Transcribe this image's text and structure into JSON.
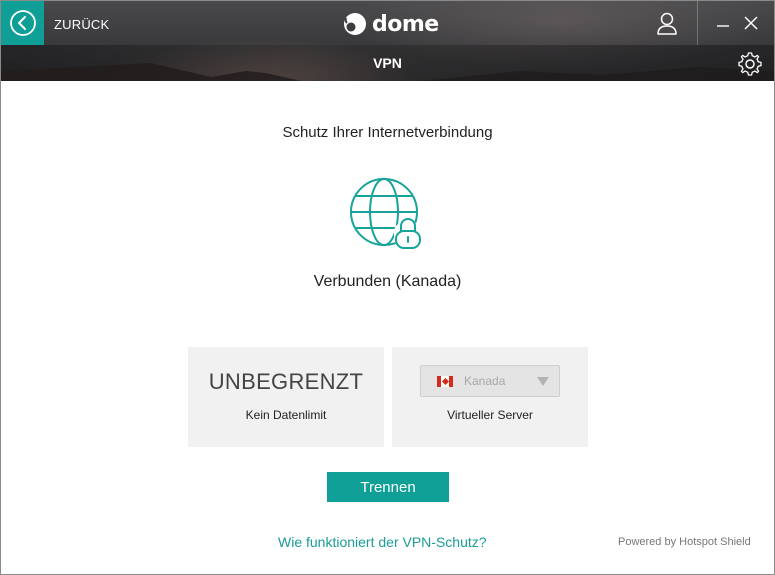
{
  "titlebar": {
    "back_label": "ZURÜCK",
    "brand": "dome",
    "page_title": "VPN",
    "icons": {
      "back": "chevron-left-icon",
      "user": "user-icon",
      "minimize": "minimize-icon",
      "close": "close-icon",
      "settings": "gear-icon"
    }
  },
  "main": {
    "heading": "Schutz Ihrer Internetverbindung",
    "icon": "globe-lock-icon",
    "status": "Verbunden (Kanada)"
  },
  "cards": {
    "data_limit": {
      "value": "UNBEGRENZT",
      "label": "Kein Datenlimit"
    },
    "server": {
      "selected": "Kanada",
      "flag": "canada-flag-icon",
      "label": "Virtueller Server"
    }
  },
  "actions": {
    "disconnect_label": "Trennen",
    "help_link": "Wie funktioniert der VPN-Schutz?"
  },
  "footer": {
    "powered_by": "Powered by Hotspot Shield"
  },
  "colors": {
    "accent": "#0f9f97",
    "link": "#1a9d96",
    "card_bg": "#f1f1f1"
  }
}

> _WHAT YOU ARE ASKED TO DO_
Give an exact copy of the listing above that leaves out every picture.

> _RESULT FOR THIS EXERCISE_
Transcribe this image's text and structure into JSON.
{
  "titlebar": {
    "back_label": "ZURÜCK",
    "brand": "dome",
    "page_title": "VPN",
    "icons": {
      "back": "chevron-left-icon",
      "user": "user-icon",
      "minimize": "minimize-icon",
      "close": "close-icon",
      "settings": "gear-icon"
    }
  },
  "main": {
    "heading": "Schutz Ihrer Internetverbindung",
    "icon": "globe-lock-icon",
    "status": "Verbunden (Kanada)"
  },
  "cards": {
    "data_limit": {
      "value": "UNBEGRENZT",
      "label": "Kein Datenlimit"
    },
    "server": {
      "selected": "Kanada",
      "flag": "canada-flag-icon",
      "label": "Virtueller Server"
    }
  },
  "actions": {
    "disconnect_label": "Trennen",
    "help_link": "Wie funktioniert der VPN-Schutz?"
  },
  "footer": {
    "powered_by": "Powered by Hotspot Shield"
  },
  "colors": {
    "accent": "#0f9f97",
    "link": "#1a9d96",
    "card_bg": "#f1f1f1"
  }
}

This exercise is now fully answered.